I Am A Camera
Until Sat Sep 22 2012
© Nicolai Kornum
Time Out rating:
Time Out says
Mon Sep 10 2012
In 1939, as the lights went out again all over Europe, Christopher Isherwood published his record of their last flicker: the divine decadence of the 1930s Weimar Republic, where misfits partied into the dawn of Nazi darkness. His 'Goodbye to Berlin' was adapted in 1951 into this snapshot.
In a tawdry Berlin room, Isherwood the narrator struggles to become the camera of the title (quite passive, recording, not thinking) as characters pass before his lens: beautiful, rich Jew Natalia; Fritz, the broke playboy who loves her; landlady Fraulein Schneider; and Sally Bowles, cabaret star, self-declared slut and inept opportunist, who becomes Isherwood's friend.
Harry Melling, once Harry Potter's cousin Dudley Dursley, is excellent as the flaccid author.
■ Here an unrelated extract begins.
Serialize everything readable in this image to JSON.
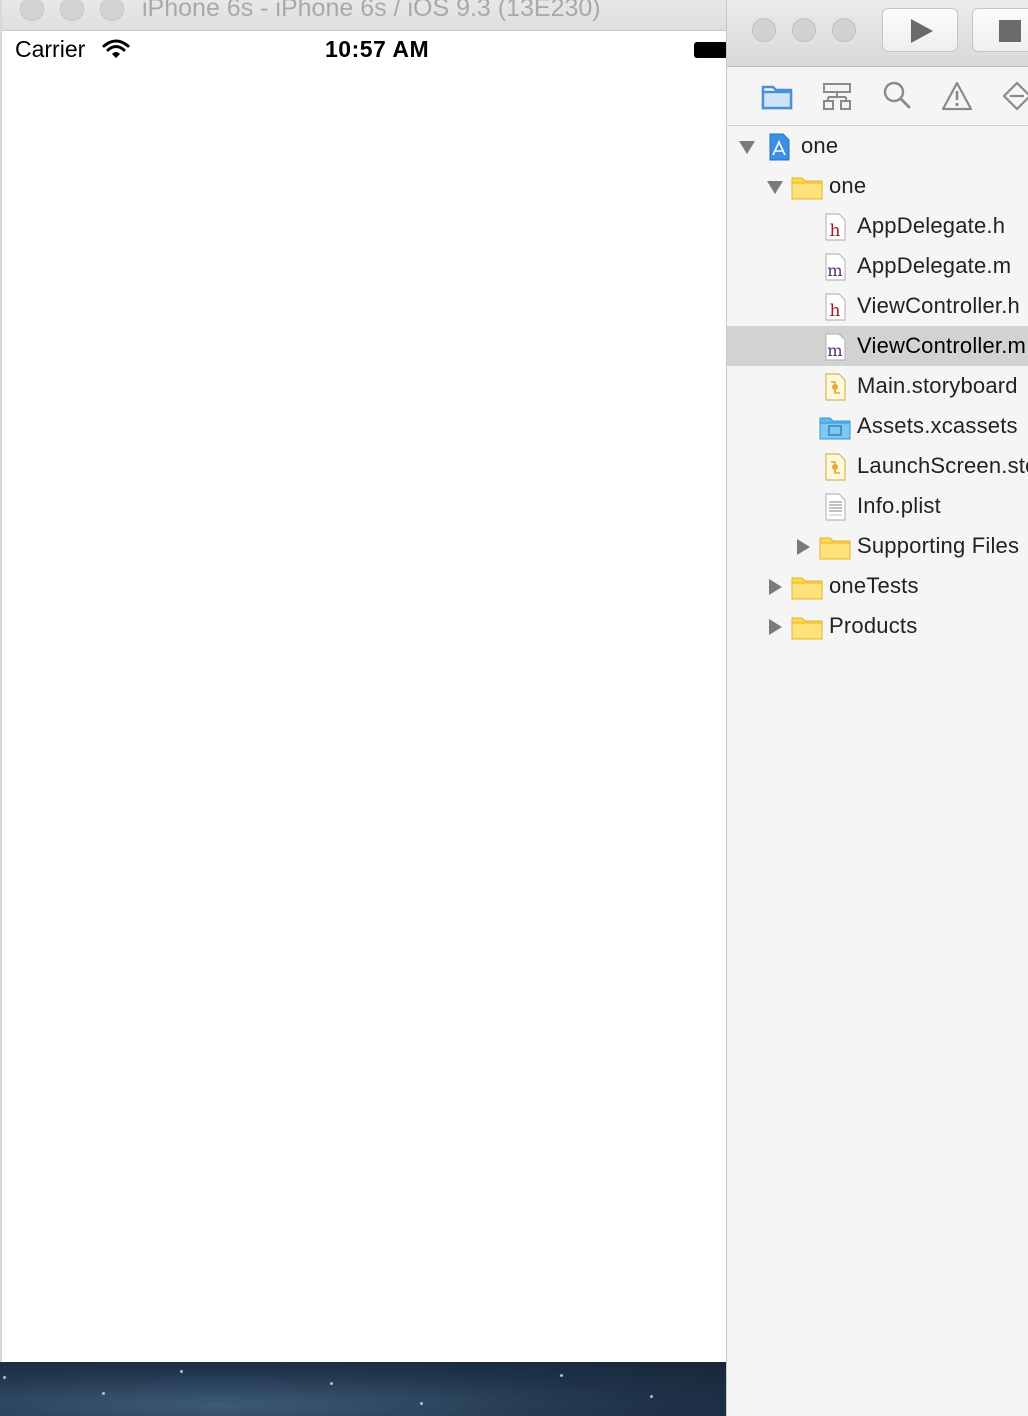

But Rebecca Humphries struggles in the shadow of Liza Minnelli, who played Sally in the 1972 film adaptation, 'Cabaret'. This coy play cringes beneath the jackboot of history, and 'Cabaret' tap-dances on its grave.
There's no trace of Isherwood's homosexuality, and the appearance of Sally's mother shoves us from Berlin's underworld into the British drawing room – a narrow escape, perhaps, for those who managed it in reality but, for an audience, a step too far out of the hot homicidal glare of the Third Reich.